Optics coatings inspection. With a bright flashlight, inspect the corrector lens and main mirror. The corrector will show some dust and smudges under the intense light, but should have no haze or white texture. Look for problems at the edge, and little snowflake like spots anywhere. You will be able to tell whether issues are on the front surface or inside. Don’t worry about a knuckle smudge and use a bulb blower to blow away dust. The main mirror should be bright and free of any yellowing or bright white or silvery effects. Inspect the very outer and inner edges especially carefully - even the thinnest line of silver-white at the edge can indicate the start of a problem. Carefully observe the secondary reflector in the reflection in the mirror for any concerns. Also note if the black paint inside the barrel shows scratches indicating careless service.

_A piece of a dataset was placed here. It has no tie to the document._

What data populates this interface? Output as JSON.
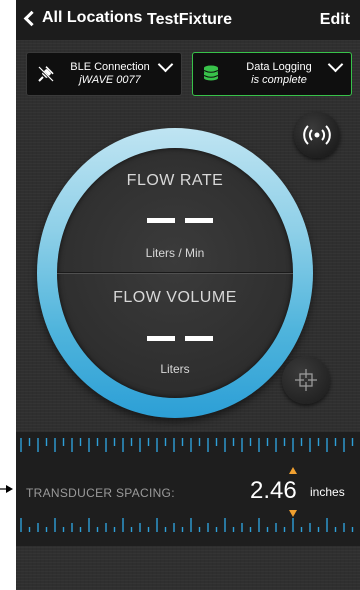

If the coatings are Broadband (BB in the serial number) then recoating is impossible and the defects must be lived with or the optics replaced at more than the cost of a used scope. If conventional coatings, then the recoating cost is several hundred dollars if you are comfortable dismantling and shipping them, and much more for factory recoating.

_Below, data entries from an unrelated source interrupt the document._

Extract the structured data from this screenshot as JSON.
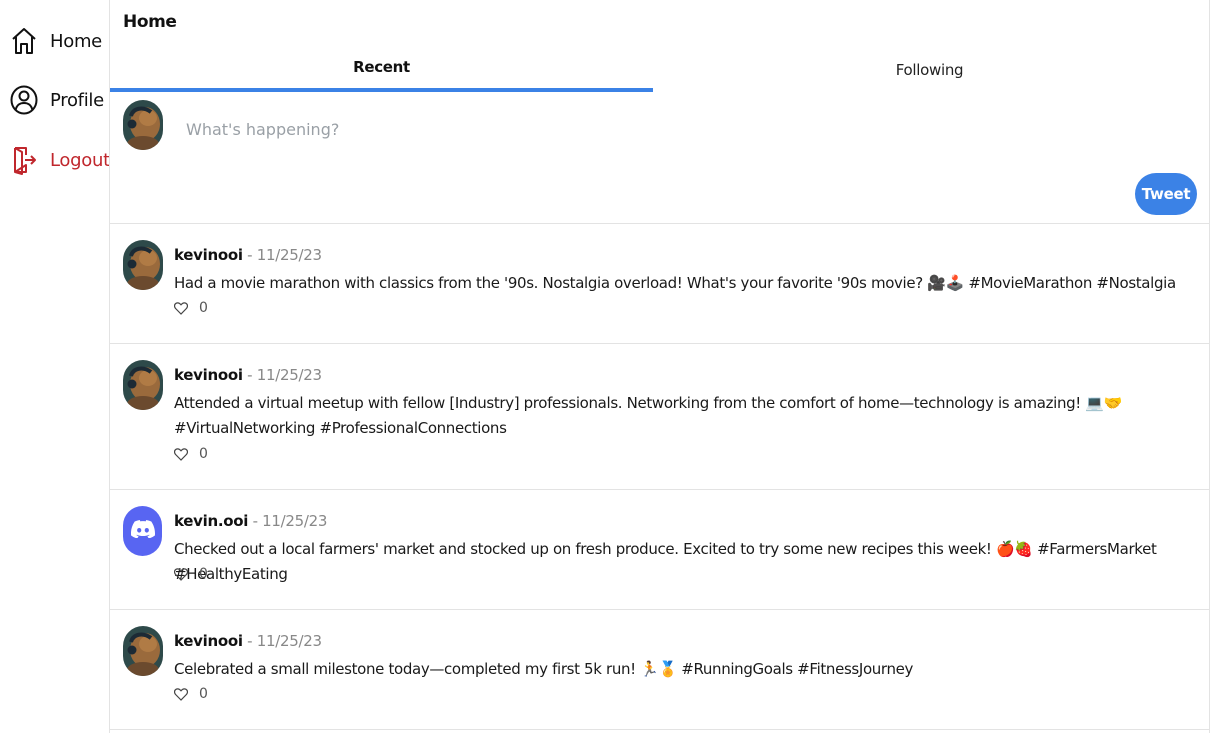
{
  "sidebar": {
    "items": [
      {
        "label": "Home",
        "icon": "home-icon"
      },
      {
        "label": "Profile",
        "icon": "user-circle-icon"
      },
      {
        "label": "Logout",
        "icon": "logout-icon",
        "color": "#c0272d"
      }
    ]
  },
  "header": {
    "title": "Home"
  },
  "tabs": [
    {
      "label": "Recent",
      "active": true
    },
    {
      "label": "Following",
      "active": false
    }
  ],
  "composer": {
    "placeholder": "What's happening?",
    "button_label": "Tweet"
  },
  "colors": {
    "accent": "#3b82e6",
    "logout": "#c0272d",
    "discord": "#5865f2"
  },
  "posts": [
    {
      "author": "kevinooi",
      "separator": "-",
      "date": "11/25/23",
      "text": "Had a movie marathon with classics from the '90s. Nostalgia overload! What's your favorite '90s movie? 🎥🕹️ #MovieMarathon #Nostalgia",
      "likes": "0",
      "avatar": "capybara-avatar"
    },
    {
      "author": "kevinooi",
      "separator": "-",
      "date": "11/25/23",
      "text": "Attended a virtual meetup with fellow [Industry] professionals. Networking from the comfort of home—technology is amazing! 💻🤝 #VirtualNetworking #ProfessionalConnections",
      "likes": "0",
      "avatar": "capybara-avatar"
    },
    {
      "author": "kevin.ooi",
      "separator": "-",
      "date": "11/25/23",
      "text": "Checked out a local farmers' market and stocked up on fresh produce. Excited to try some new recipes this week! 🍎🍓 #FarmersMarket #HealthyEating",
      "likes": "0",
      "avatar": "discord-avatar"
    },
    {
      "author": "kevinooi",
      "separator": "-",
      "date": "11/25/23",
      "text": "Celebrated a small milestone today—completed my first 5k run! 🏃🏅 #RunningGoals #FitnessJourney",
      "likes": "0",
      "avatar": "capybara-avatar"
    }
  ]
}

Optics testing. This is the most important test. On a clear night with good seeing, a bright star overhead should generate a nice Airy disc image, possible with several faint concentric rings. Any misshapenness that changes and squirms is an atmospheric issue, not a telescope problem. Be sure the scope has settled at ambient temperature before making critical judgments. To view the stability of the atmosphere you can focus closer (rod out, turn left) until you are focused on the air that might be turbulent from the heat of an object below. With the star centered in the field of view, defocusing it in each direction should generate a round not oval blob. If you see oval, be sure to double check that the star is centered. Close to the focus, look at how the star defocuses. If it focuses evenly that’s ideal. If it elongates one way in one direction and perpendicular in the other, there is slight astigmatism in the system, and a concern if significant. Note that perfect star images can be generated by failed coatings, which will cause lower contrast without hurting sharpness.
Solar filters. Inspect any solar filter against the sun or a very bright light for more than a few minor pinholes. Excess pinholes won’t create a safety problem but will generate foggy brightness in the image. Using care, install any solar filter, and flip the finder solar filter to cover the finder objective and verify that you get a clear image without any vague fuzzy clouds or glow. A weak finder filter doesn’t really matter since it’s used only for finding and not viewing, but it may be a point to justify a price adjustment.
For more information, one might also review the article on How to Sell a Questar, and simply ask in this forum.
Please add anything I have overlooked, and correct any errors I've made.